As Pascal famously said, “We are embarked” – we have set off on the voyage… what is this a metaphor of? Human life.
Embarking is a metaphor for the true condition of human life, our birth, our point of departure is behind us, there’s no turning back or standing still, nothing but the uncontrollable influence of wind and water bringing us closer to the end of our journey with every passing moment. This painting is about where their lives are headed. The image constitutes a kind of emblem, a symbol of a three part relation between a man, a woman, and a destination they share. The painting shows this all at once, holding it fast.
The man and the woman take each other’s hand and look at the distance toward their destination. They are not looking at each other, but rather are joined together in looking at their common destination. They are joined by their own will, two people choosing to move through their lives together. The painting shows them joined in their shared attention to something that lies beyond them, that toward which their lives are moving. Not just the unknown, not just the life they will live together, but the thing they’re moving toward is seen by them both as beautiful and captivating, even more so than they are to each other. It’s that shared destiny that unites them, freely joined and moving through life together.
Aristotelian telos – every human life has the telos (purpose, end) of a human life, that perfect condition which by its actions and choices it hopes to reach, ultimate fulfillment, the highest good. The knowledge of this end has a huge impact on life. It is necessary to have a perception of that end so that one is capable of moving open eyed toward it. What is that telos for a Christian? The beatific vision.

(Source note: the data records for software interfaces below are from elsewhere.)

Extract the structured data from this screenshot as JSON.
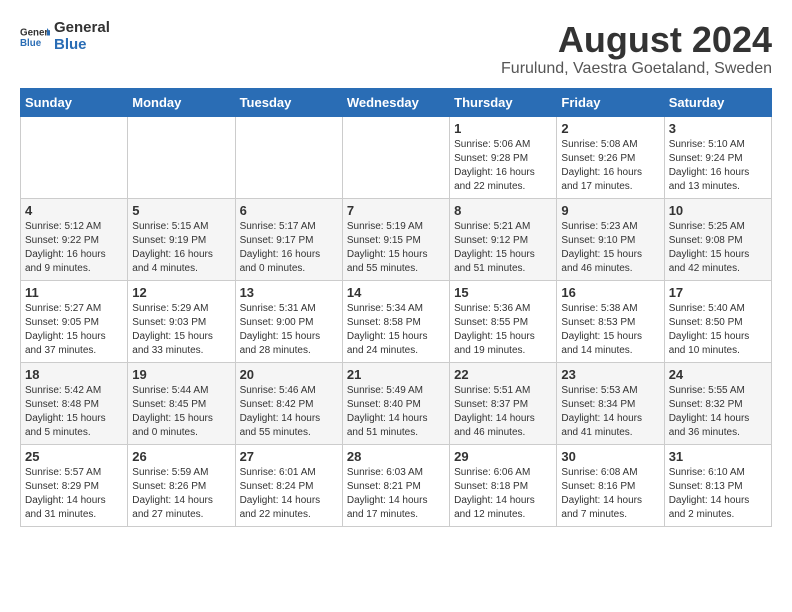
{
  "logo": {
    "general": "General",
    "blue": "Blue"
  },
  "title": "August 2024",
  "subtitle": "Furulund, Vaestra Goetaland, Sweden",
  "calendar": {
    "headers": [
      "Sunday",
      "Monday",
      "Tuesday",
      "Wednesday",
      "Thursday",
      "Friday",
      "Saturday"
    ],
    "weeks": [
      [
        {
          "day": "",
          "info": ""
        },
        {
          "day": "",
          "info": ""
        },
        {
          "day": "",
          "info": ""
        },
        {
          "day": "",
          "info": ""
        },
        {
          "day": "1",
          "info": "Sunrise: 5:06 AM\nSunset: 9:28 PM\nDaylight: 16 hours\nand 22 minutes."
        },
        {
          "day": "2",
          "info": "Sunrise: 5:08 AM\nSunset: 9:26 PM\nDaylight: 16 hours\nand 17 minutes."
        },
        {
          "day": "3",
          "info": "Sunrise: 5:10 AM\nSunset: 9:24 PM\nDaylight: 16 hours\nand 13 minutes."
        }
      ],
      [
        {
          "day": "4",
          "info": "Sunrise: 5:12 AM\nSunset: 9:22 PM\nDaylight: 16 hours\nand 9 minutes."
        },
        {
          "day": "5",
          "info": "Sunrise: 5:15 AM\nSunset: 9:19 PM\nDaylight: 16 hours\nand 4 minutes."
        },
        {
          "day": "6",
          "info": "Sunrise: 5:17 AM\nSunset: 9:17 PM\nDaylight: 16 hours\nand 0 minutes."
        },
        {
          "day": "7",
          "info": "Sunrise: 5:19 AM\nSunset: 9:15 PM\nDaylight: 15 hours\nand 55 minutes."
        },
        {
          "day": "8",
          "info": "Sunrise: 5:21 AM\nSunset: 9:12 PM\nDaylight: 15 hours\nand 51 minutes."
        },
        {
          "day": "9",
          "info": "Sunrise: 5:23 AM\nSunset: 9:10 PM\nDaylight: 15 hours\nand 46 minutes."
        },
        {
          "day": "10",
          "info": "Sunrise: 5:25 AM\nSunset: 9:08 PM\nDaylight: 15 hours\nand 42 minutes."
        }
      ],
      [
        {
          "day": "11",
          "info": "Sunrise: 5:27 AM\nSunset: 9:05 PM\nDaylight: 15 hours\nand 37 minutes."
        },
        {
          "day": "12",
          "info": "Sunrise: 5:29 AM\nSunset: 9:03 PM\nDaylight: 15 hours\nand 33 minutes."
        },
        {
          "day": "13",
          "info": "Sunrise: 5:31 AM\nSunset: 9:00 PM\nDaylight: 15 hours\nand 28 minutes."
        },
        {
          "day": "14",
          "info": "Sunrise: 5:34 AM\nSunset: 8:58 PM\nDaylight: 15 hours\nand 24 minutes."
        },
        {
          "day": "15",
          "info": "Sunrise: 5:36 AM\nSunset: 8:55 PM\nDaylight: 15 hours\nand 19 minutes."
        },
        {
          "day": "16",
          "info": "Sunrise: 5:38 AM\nSunset: 8:53 PM\nDaylight: 15 hours\nand 14 minutes."
        },
        {
          "day": "17",
          "info": "Sunrise: 5:40 AM\nSunset: 8:50 PM\nDaylight: 15 hours\nand 10 minutes."
        }
      ],
      [
        {
          "day": "18",
          "info": "Sunrise: 5:42 AM\nSunset: 8:48 PM\nDaylight: 15 hours\nand 5 minutes."
        },
        {
          "day": "19",
          "info": "Sunrise: 5:44 AM\nSunset: 8:45 PM\nDaylight: 15 hours\nand 0 minutes."
        },
        {
          "day": "20",
          "info": "Sunrise: 5:46 AM\nSunset: 8:42 PM\nDaylight: 14 hours\nand 55 minutes."
        },
        {
          "day": "21",
          "info": "Sunrise: 5:49 AM\nSunset: 8:40 PM\nDaylight: 14 hours\nand 51 minutes."
        },
        {
          "day": "22",
          "info": "Sunrise: 5:51 AM\nSunset: 8:37 PM\nDaylight: 14 hours\nand 46 minutes."
        },
        {
          "day": "23",
          "info": "Sunrise: 5:53 AM\nSunset: 8:34 PM\nDaylight: 14 hours\nand 41 minutes."
        },
        {
          "day": "24",
          "info": "Sunrise: 5:55 AM\nSunset: 8:32 PM\nDaylight: 14 hours\nand 36 minutes."
        }
      ],
      [
        {
          "day": "25",
          "info": "Sunrise: 5:57 AM\nSunset: 8:29 PM\nDaylight: 14 hours\nand 31 minutes."
        },
        {
          "day": "26",
          "info": "Sunrise: 5:59 AM\nSunset: 8:26 PM\nDaylight: 14 hours\nand 27 minutes."
        },
        {
          "day": "27",
          "info": "Sunrise: 6:01 AM\nSunset: 8:24 PM\nDaylight: 14 hours\nand 22 minutes."
        },
        {
          "day": "28",
          "info": "Sunrise: 6:03 AM\nSunset: 8:21 PM\nDaylight: 14 hours\nand 17 minutes."
        },
        {
          "day": "29",
          "info": "Sunrise: 6:06 AM\nSunset: 8:18 PM\nDaylight: 14 hours\nand 12 minutes."
        },
        {
          "day": "30",
          "info": "Sunrise: 6:08 AM\nSunset: 8:16 PM\nDaylight: 14 hours\nand 7 minutes."
        },
        {
          "day": "31",
          "info": "Sunrise: 6:10 AM\nSunset: 8:13 PM\nDaylight: 14 hours\nand 2 minutes."
        }
      ]
    ]
  }
}
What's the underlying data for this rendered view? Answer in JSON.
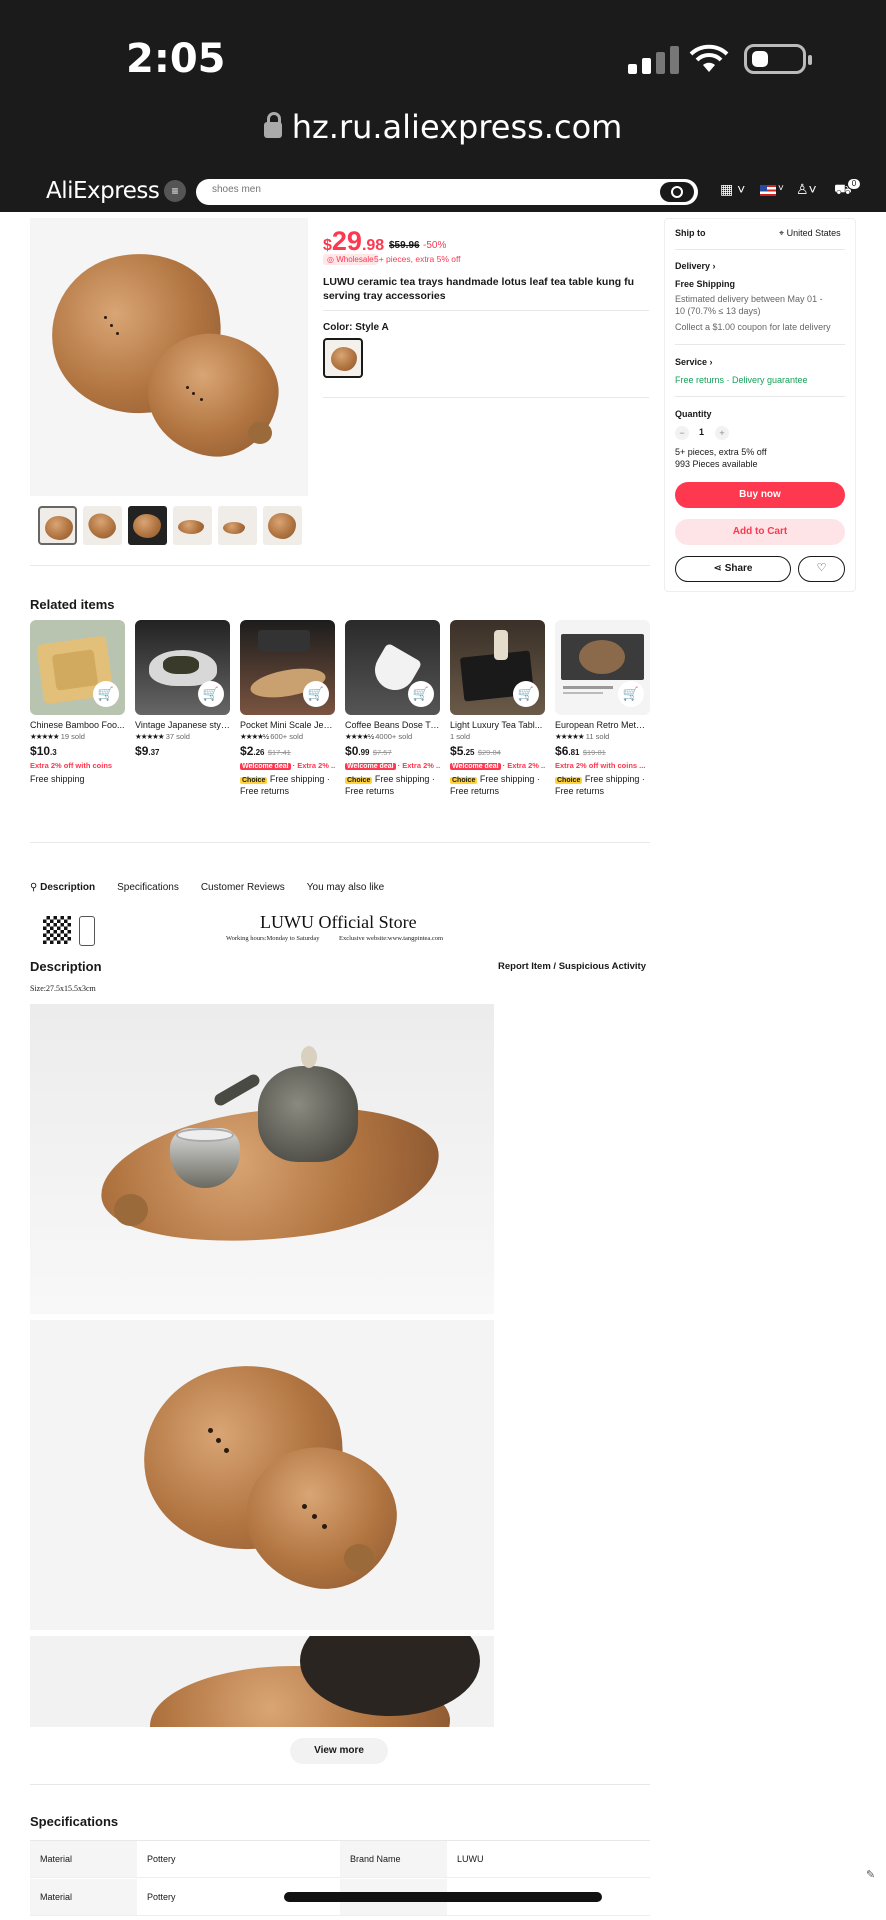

We are not married by choice, but in spirit and in truth relative to where our lives are going and what our lives are for. A good marriage would be one where the end really sought in the way one lives is the same for both, sought in common.
In this unchanging end lies the unbreakable core of marriage, stronger than all intention and promise and struggle and effort, since here one has actual union, not just abstract, promised union. One vessel, a ship, carries them forward toward the same thing. Any force that pulls a couple toward different destinations would rip the ship to pieces. Here’s a painting that shows us a conception of marriage, presenting literally and figuratively a depiction of what marriage is. A distinct conception of what makes a true marriage.
This conception of marriage is more than just ’til death do us part’, it’s a state of being bound to someone not by choice, taste, desire, or will, but by a shared destiny purposed beyond each other, given that the inclination of their hearts join each other in a single striving. That’s a clumsy sentence, but the painting shows it.
Lecture by Dr. Edward Tingley, Augustine College